[Data records for software interfaces]
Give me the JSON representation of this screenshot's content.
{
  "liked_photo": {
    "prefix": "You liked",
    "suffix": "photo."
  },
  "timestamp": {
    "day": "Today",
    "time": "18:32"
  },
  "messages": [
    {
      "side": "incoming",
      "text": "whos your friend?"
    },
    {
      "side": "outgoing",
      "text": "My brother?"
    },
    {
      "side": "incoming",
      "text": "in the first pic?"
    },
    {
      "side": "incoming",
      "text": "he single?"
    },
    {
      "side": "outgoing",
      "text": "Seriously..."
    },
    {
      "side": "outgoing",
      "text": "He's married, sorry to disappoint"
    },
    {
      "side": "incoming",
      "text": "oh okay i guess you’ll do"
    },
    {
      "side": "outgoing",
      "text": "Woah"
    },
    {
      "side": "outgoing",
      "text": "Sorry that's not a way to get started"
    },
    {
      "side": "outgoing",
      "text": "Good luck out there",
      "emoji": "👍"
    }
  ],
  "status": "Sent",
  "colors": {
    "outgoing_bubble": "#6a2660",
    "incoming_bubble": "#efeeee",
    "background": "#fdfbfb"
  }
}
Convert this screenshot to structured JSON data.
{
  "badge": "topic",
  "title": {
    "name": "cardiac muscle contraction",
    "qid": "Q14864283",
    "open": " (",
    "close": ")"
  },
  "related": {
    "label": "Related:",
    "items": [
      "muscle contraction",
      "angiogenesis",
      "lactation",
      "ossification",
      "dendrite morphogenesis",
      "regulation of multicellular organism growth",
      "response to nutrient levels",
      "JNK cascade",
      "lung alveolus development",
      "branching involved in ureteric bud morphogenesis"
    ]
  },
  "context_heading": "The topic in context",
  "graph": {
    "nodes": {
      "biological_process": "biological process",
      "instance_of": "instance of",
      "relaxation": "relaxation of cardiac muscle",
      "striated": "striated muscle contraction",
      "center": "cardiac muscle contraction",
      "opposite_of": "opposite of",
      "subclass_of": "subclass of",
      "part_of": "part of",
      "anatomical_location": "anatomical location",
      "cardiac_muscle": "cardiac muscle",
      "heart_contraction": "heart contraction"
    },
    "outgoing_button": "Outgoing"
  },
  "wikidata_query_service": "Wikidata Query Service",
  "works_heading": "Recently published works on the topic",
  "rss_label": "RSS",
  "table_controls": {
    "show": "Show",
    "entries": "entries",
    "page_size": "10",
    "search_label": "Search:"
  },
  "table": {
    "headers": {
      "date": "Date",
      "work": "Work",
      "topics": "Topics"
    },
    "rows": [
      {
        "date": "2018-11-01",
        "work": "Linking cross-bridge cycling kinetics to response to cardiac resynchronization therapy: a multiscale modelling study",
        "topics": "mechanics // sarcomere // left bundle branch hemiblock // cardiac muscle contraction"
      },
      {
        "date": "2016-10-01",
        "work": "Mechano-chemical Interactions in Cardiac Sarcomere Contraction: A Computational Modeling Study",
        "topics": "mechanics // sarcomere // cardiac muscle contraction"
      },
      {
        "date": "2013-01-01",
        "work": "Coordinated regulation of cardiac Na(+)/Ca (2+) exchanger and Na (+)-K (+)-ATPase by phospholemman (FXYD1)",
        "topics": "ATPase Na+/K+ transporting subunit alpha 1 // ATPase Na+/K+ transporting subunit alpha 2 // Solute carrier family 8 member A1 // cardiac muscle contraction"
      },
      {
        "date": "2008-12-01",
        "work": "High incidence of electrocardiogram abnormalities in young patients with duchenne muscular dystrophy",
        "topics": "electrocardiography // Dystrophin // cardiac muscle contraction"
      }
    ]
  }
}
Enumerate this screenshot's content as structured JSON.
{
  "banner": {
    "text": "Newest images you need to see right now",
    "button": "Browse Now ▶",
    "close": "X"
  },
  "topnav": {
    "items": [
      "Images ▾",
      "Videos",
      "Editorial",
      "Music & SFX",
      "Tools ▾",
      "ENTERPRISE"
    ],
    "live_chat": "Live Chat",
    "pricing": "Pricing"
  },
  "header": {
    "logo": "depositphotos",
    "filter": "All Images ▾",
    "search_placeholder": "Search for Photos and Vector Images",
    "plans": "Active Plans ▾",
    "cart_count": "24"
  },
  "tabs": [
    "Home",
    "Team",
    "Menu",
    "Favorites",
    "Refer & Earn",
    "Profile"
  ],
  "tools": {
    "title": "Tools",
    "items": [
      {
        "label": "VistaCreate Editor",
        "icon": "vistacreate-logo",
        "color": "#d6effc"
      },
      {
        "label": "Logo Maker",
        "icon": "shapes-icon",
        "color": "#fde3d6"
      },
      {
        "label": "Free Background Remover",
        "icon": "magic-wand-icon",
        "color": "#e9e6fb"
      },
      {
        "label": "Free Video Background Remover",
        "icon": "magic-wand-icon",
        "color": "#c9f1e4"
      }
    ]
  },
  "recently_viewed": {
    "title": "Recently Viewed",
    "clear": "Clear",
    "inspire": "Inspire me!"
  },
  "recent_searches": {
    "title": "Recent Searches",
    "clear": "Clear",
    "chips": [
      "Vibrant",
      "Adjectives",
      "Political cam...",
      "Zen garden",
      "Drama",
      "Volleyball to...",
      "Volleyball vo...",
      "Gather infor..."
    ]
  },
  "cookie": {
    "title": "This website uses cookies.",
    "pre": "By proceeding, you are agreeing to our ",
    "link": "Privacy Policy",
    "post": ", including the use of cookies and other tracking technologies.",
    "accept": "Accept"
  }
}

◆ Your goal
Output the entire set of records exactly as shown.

◆ Solution to this problem
Give me the JSON representation of this screenshot's content.
{
  "liked_photo": {
    "prefix": "You liked",
    "suffix": "photo."
  },
  "timestamp": {
    "day": "Today",
    "time": "18:32"
  },
  "messages": [
    {
      "side": "incoming",
      "text": "whos your friend?"
    },
    {
      "side": "outgoing",
      "text": "My brother?"
    },
    {
      "side": "incoming",
      "text": "in the first pic?"
    },
    {
      "side": "incoming",
      "text": "he single?"
    },
    {
      "side": "outgoing",
      "text": "Seriously..."
    },
    {
      "side": "outgoing",
      "text": "He's married, sorry to disappoint"
    },
    {
      "side": "incoming",
      "text": "oh okay i guess you’ll do"
    },
    {
      "side": "outgoing",
      "text": "Woah"
    },
    {
      "side": "outgoing",
      "text": "Sorry that's not a way to get started"
    },
    {
      "side": "outgoing",
      "text": "Good luck out there",
      "emoji": "👍"
    }
  ],
  "status": "Sent",
  "colors": {
    "outgoing_bubble": "#6a2660",
    "incoming_bubble": "#efeeee",
    "background": "#fdfbfb"
  }
}
Convert this screenshot to structured JSON data.
{
  "badge": "topic",
  "title": {
    "name": "cardiac muscle contraction",
    "qid": "Q14864283",
    "open": " (",
    "close": ")"
  },
  "related": {
    "label": "Related:",
    "items": [
      "muscle contraction",
      "angiogenesis",
      "lactation",
      "ossification",
      "dendrite morphogenesis",
      "regulation of multicellular organism growth",
      "response to nutrient levels",
      "JNK cascade",
      "lung alveolus development",
      "branching involved in ureteric bud morphogenesis"
    ]
  },
  "context_heading": "The topic in context",
  "graph": {
    "nodes": {
      "biological_process": "biological process",
      "instance_of": "instance of",
      "relaxation": "relaxation of cardiac muscle",
      "striated": "striated muscle contraction",
      "center": "cardiac muscle contraction",
      "opposite_of": "opposite of",
      "subclass_of": "subclass of",
      "part_of": "part of",
      "anatomical_location": "anatomical location",
      "cardiac_muscle": "cardiac muscle",
      "heart_contraction": "heart contraction"
    },
    "outgoing_button": "Outgoing"
  },
  "wikidata_query_service": "Wikidata Query Service",
  "works_heading": "Recently published works on the topic",
  "rss_label": "RSS",
  "table_controls": {
    "show": "Show",
    "entries": "entries",
    "page_size": "10",
    "search_label": "Search:"
  },
  "table": {
    "headers": {
      "date": "Date",
      "work": "Work",
      "topics": "Topics"
    },
    "rows": [
      {
        "date": "2018-11-01",
        "work": "Linking cross-bridge cycling kinetics to response to cardiac resynchronization therapy: a multiscale modelling study",
        "topics": "mechanics // sarcomere // left bundle branch hemiblock // cardiac muscle contraction"
      },
      {
        "date": "2016-10-01",
        "work": "Mechano-chemical Interactions in Cardiac Sarcomere Contraction: A Computational Modeling Study",
        "topics": "mechanics // sarcomere // cardiac muscle contraction"
      },
      {
        "date": "2013-01-01",
        "work": "Coordinated regulation of cardiac Na(+)/Ca (2+) exchanger and Na (+)-K (+)-ATPase by phospholemman (FXYD1)",
        "topics": "ATPase Na+/K+ transporting subunit alpha 1 // ATPase Na+/K+ transporting subunit alpha 2 // Solute carrier family 8 member A1 // cardiac muscle contraction"
      },
      {
        "date": "2008-12-01",
        "work": "High incidence of electrocardiogram abnormalities in young patients with duchenne muscular dystrophy",
        "topics": "electrocardiography // Dystrophin // cardiac muscle contraction"
      }
    ]
  }
}
Enumerate this screenshot's content as structured JSON.
{
  "banner": {
    "text": "Newest images you need to see right now",
    "button": "Browse Now ▶",
    "close": "X"
  },
  "topnav": {
    "items": [
      "Images ▾",
      "Videos",
      "Editorial",
      "Music & SFX",
      "Tools ▾",
      "ENTERPRISE"
    ],
    "live_chat": "Live Chat",
    "pricing": "Pricing"
  },
  "header": {
    "logo": "depositphotos",
    "filter": "All Images ▾",
    "search_placeholder": "Search for Photos and Vector Images",
    "plans": "Active Plans ▾",
    "cart_count": "24"
  },
  "tabs": [
    "Home",
    "Team",
    "Menu",
    "Favorites",
    "Refer & Earn",
    "Profile"
  ],
  "tools": {
    "title": "Tools",
    "items": [
      {
        "label": "VistaCreate Editor",
        "icon": "vistacreate-logo",
        "color": "#d6effc"
      },
      {
        "label": "Logo Maker",
        "icon": "shapes-icon",
        "color": "#fde3d6"
      },
      {
        "label": "Free Background Remover",
        "icon": "magic-wand-icon",
        "color": "#e9e6fb"
      },
      {
        "label": "Free Video Background Remover",
        "icon": "magic-wand-icon",
        "color": "#c9f1e4"
      }
    ]
  },
  "recently_viewed": {
    "title": "Recently Viewed",
    "clear": "Clear",
    "inspire": "Inspire me!"
  },
  "recent_searches": {
    "title": "Recent Searches",
    "clear": "Clear",
    "chips": [
      "Vibrant",
      "Adjectives",
      "Political cam...",
      "Zen garden",
      "Drama",
      "Volleyball to...",
      "Volleyball vo...",
      "Gather infor..."
    ]
  },
  "cookie": {
    "title": "This website uses cookies.",
    "pre": "By proceeding, you are agreeing to our ",
    "link": "Privacy Policy",
    "post": ", including the use of cookies and other tracking technologies.",
    "accept": "Accept"
  }
}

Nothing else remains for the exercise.